Chef Lou Makes Finger Steaks a Westside Favorite

Westside drive in

When Flavored Nation, a culinary festival that showcases an iconic food from each of the 50 states in the U.S., chose finger steaks to represent Idaho, they called Chef Lou Aaron of Westside Drive In to show 'em how it's done.

The Westside has been serving up classic drive-in fare since 1957. When Chef Lou took it over in 1994, the finger steaks were not made in-house but were a frozen product. Chef Lou began making them from scratch.  

Although Chef Lou created their original recipe, next in line for the finger steak throne is his son, Chef Josh Aaron.
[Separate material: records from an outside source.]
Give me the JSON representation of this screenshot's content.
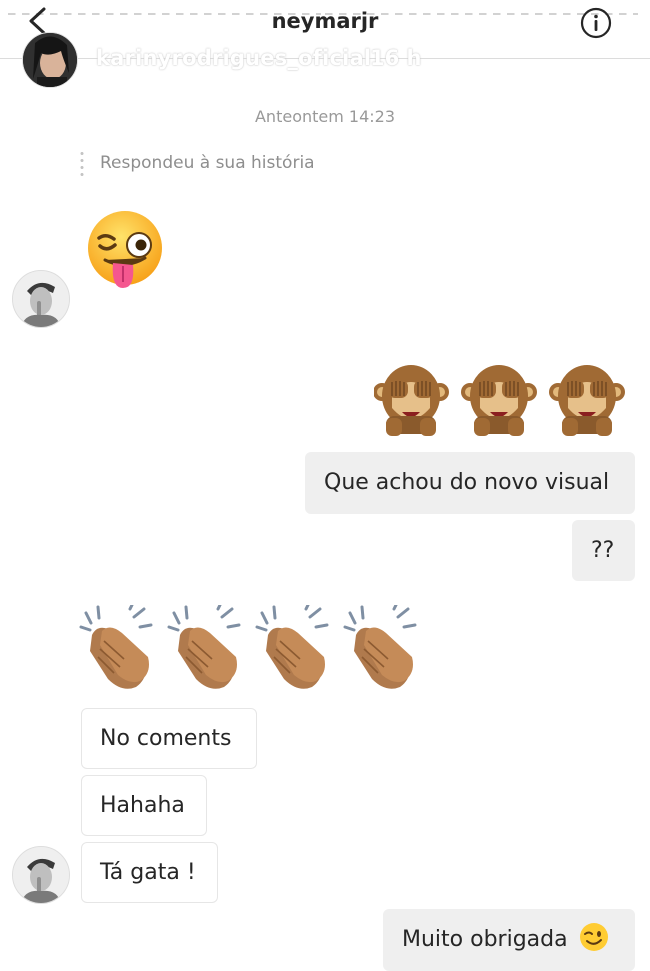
{
  "header": {
    "title": "neymarjr",
    "back_icon": "chevron-left-icon",
    "info_icon": "info-icon"
  },
  "story": {
    "username": "karinyrodrigues_oficial",
    "time": "16 h"
  },
  "thread": {
    "timestamp": "Anteontem 14:23",
    "reply_label": "Respondeu à sua história",
    "messages": [
      {
        "direction": "incoming",
        "type": "emoji",
        "content": "winking face with tongue"
      },
      {
        "direction": "outgoing",
        "type": "emoji",
        "content": "see-no-evil monkey x3"
      },
      {
        "direction": "outgoing",
        "type": "text",
        "text": "Que achou do novo visual"
      },
      {
        "direction": "outgoing",
        "type": "text",
        "text": "??"
      },
      {
        "direction": "incoming",
        "type": "emoji",
        "content": "clapping hands x4"
      },
      {
        "direction": "incoming",
        "type": "text",
        "text": "No coments"
      },
      {
        "direction": "incoming",
        "type": "text",
        "text": "Hahaha"
      },
      {
        "direction": "incoming",
        "type": "text",
        "text": "Tá gata !"
      },
      {
        "direction": "outgoing",
        "type": "text",
        "text": "Muito obrigada",
        "trailing_emoji": "winking face"
      }
    ]
  },
  "colors": {
    "outgoing_bubble": "#efefef",
    "incoming_border": "#e6e6e6",
    "muted_text": "#999999",
    "primary_text": "#262626"
  }
}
As a teenager Josh was a part of the business by force, but now he’s all in by choice. 

There is no doubt they are doing it right, given they were voted Best Finger Steak in the Idaho Statesman’s Best of the Treasure Valley contest eight years running. Josh jokes that the newspaper ended up discontinuing the category since the winner was always the same. Further proof that the Westside is known for their finger steaks? Guy Fieri brought his Food Network show, Diners, Drive-Ins and Dives, here to get the inside scoop on this uniquely Idaho dish. 

how they do it

The Westside uses beef shoulder tender. Josh has tried various cuts of meat including eye of ribeye and beef knuckle but always returns to the tender because it stays the most, well, tender!  Josh’s most important tip is to cut the meat against the grain. Finger steak faux pas number one is when the meat pulls out of the breading when bitten into. Slicing the meat this way is assurance against that happening.  The Westside then dredges the meat in flour, followed by a dip in tempura batter. After frying, the crispy, golden finger steaks are served with a side of house-made cocktail sauce.  

fingersteaks are a big hit with Customers

Finger steaks are in the top four sellers at Westside's two locations. Get them a la carte or with fries or tots and a slab of grilled garlic bread for a tasty and satisfying meal.

westside finger steak recipe

If you are ready to put your mad kitchen skills to the test, Chef Lou's recipe will guide you through the process.


• 2 1/2 cups flour, divided 

• 4 teaspoons black pepper, divided 

• 1 tablespoon, plus 2 teaspoons granulated garlic, divided 

• 1 tablespoon seasoning salt 

• 1/2 cup cornstarch 

• 1 tablespoon chicken bouillon powder 

• 2 teaspoons baking powder 

• 2 cups water 

• 1 pound beef shoulder tender, cut into 1/2-inch by 3-inch strips 

• Vegetable shortening or high-heat oil, for deep frying


1. Combine 1 cup flour, 2 teaspoons black pepper, 2 teaspoons granulated garlic and seasoning salt. Set aside. 

2. In large bowl, whisk together remaining flour, pepper, garlic, cornstarch, bouillon powder and baking powder. Slowly pour in water, whisking constantly, and mix until smooth. Stir in food color, if desired. 

3. Fill small Dutch oven or wok with shortening to a depth of at least 2 inches. Heat over medium-high heat until it reads between 350°F to 375°F with candy or deep-fry thermometer. 

4. Coat beef strips in reserved seasoned flour, and shake off excess. Dip strips individually in batter, let drip and carefully place into hot oil. If necessary, cook in batches to avoid crowding. Cook for 30 seconds, turn and cook additional 30 seconds. Coating should be crisp and deep golden. 

5. Remove finger steaks with slotted spoon. Drain on paper towels. Serve with cocktail sauce (recipe below). 


Westside Cocktail Sauce 

 • 1 cup chili sauce 

• 1 tablespoon prepared horseradish 

• 2 tablespoons lemon juice 

Mix ingredients well, and refrigerate for up to three days.

Westside Drive in

boise, id